The duties of a steward can vary greatly depending on the size of ship he works on. In general, the majority of stewards work in galley or housekeeping departments. They carry a Merchant Mariner Credential, or MMC, and are designated as "Ordinary Seaman." Instead of working on deck and navigating the ship, stewards are employed as cooks, waiters, bartenders, chambermaids and more. No prior experience is needed when applying for an MMC.
Stewards in the galley department of a ship work in the kitchen or an area with kitchen facilities. Galley duties include preparing, cooking and serving meals to ship passengers. Setting tables and buffet lines is something also expected from stewards. Other galley-related duties can include pouring wine or garnishing food.
Stewards in the housekeeping department of a ship fulfill maintenance and service duties. Specific tasks include cleaning staterooms, linens and common areas of the vessel. The umbrella role of housekeeper can extend to a variety of duties which include washing laundry, making beds, vacuuming floors and cleaning restrooms.
Sales and Entertainment Duties
On large cruise ships, stewards may be commissioned to work in sales or entertainment departments. Sales duties can include working in beauty salons, massage parlors or souvenir shops. Entertainment duties can range from planning activities for kids to working in a casino.

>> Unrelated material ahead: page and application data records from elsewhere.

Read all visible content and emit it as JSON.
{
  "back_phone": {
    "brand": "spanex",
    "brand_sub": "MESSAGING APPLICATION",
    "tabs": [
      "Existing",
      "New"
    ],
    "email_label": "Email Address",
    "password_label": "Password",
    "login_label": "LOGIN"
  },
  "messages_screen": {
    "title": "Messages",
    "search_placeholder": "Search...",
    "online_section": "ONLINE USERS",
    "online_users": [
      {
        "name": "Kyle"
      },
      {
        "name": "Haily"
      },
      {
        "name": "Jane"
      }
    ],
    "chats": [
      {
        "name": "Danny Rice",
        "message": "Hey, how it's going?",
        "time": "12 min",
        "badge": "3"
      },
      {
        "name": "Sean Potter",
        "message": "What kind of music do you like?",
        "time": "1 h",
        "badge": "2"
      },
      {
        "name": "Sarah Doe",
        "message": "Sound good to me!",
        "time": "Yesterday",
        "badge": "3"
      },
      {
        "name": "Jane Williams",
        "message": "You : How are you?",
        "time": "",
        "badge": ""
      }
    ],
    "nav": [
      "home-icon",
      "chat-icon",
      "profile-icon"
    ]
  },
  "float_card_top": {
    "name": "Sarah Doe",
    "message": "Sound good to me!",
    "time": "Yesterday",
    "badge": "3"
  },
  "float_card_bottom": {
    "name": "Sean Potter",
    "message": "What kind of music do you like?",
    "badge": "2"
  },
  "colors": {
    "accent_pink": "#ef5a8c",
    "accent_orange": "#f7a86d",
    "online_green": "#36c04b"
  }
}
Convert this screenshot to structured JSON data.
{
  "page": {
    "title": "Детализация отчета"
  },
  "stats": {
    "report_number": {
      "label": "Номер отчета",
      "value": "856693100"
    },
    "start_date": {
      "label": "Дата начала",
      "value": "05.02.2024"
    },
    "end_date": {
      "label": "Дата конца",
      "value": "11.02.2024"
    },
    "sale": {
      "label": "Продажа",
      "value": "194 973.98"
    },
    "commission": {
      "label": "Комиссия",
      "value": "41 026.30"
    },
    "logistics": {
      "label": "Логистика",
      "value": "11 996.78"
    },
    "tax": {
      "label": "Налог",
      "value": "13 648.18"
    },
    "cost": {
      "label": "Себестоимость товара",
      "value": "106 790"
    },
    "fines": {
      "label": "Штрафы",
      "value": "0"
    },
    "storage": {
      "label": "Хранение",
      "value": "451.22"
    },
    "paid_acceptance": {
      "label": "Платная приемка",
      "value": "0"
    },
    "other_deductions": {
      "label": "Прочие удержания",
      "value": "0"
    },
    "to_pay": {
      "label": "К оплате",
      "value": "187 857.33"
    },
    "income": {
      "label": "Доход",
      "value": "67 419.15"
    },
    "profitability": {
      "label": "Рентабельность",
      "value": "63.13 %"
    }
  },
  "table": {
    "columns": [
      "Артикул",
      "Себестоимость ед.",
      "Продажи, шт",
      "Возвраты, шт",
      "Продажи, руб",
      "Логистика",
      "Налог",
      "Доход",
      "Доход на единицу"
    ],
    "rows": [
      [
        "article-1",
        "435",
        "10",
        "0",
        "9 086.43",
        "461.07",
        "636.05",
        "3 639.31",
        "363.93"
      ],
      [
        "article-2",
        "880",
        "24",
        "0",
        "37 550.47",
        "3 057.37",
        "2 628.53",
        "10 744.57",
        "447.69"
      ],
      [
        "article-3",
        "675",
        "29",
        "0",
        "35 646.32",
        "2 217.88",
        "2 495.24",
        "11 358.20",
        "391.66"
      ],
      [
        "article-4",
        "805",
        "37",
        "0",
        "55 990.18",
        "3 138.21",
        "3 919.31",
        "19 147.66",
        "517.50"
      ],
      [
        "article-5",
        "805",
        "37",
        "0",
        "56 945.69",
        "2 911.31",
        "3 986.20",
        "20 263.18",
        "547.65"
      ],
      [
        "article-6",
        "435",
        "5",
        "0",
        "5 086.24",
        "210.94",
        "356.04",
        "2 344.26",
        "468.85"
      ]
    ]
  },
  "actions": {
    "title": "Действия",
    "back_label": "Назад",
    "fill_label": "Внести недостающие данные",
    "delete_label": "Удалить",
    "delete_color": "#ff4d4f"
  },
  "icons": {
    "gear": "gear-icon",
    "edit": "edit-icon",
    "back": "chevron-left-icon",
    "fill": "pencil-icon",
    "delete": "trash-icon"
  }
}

Although steward duties primarily lie in the galley and housekeeping departments of a ship, other obligations may arise when there is a shortage of workers. A steward's miscellaneous duties can include temporarily becoming one the following: purchaser/provisioner (supplies beverages, toiletries, linens or other amenities), tour guide, interior decorator and personal assistant. Stewards are oftentimes hired as personal assistants for guests on more luxurious boats, such as yachts. Aboard these types of vessels, duties are not usually restricted to a particular department. Rather, they come in the form of personal request.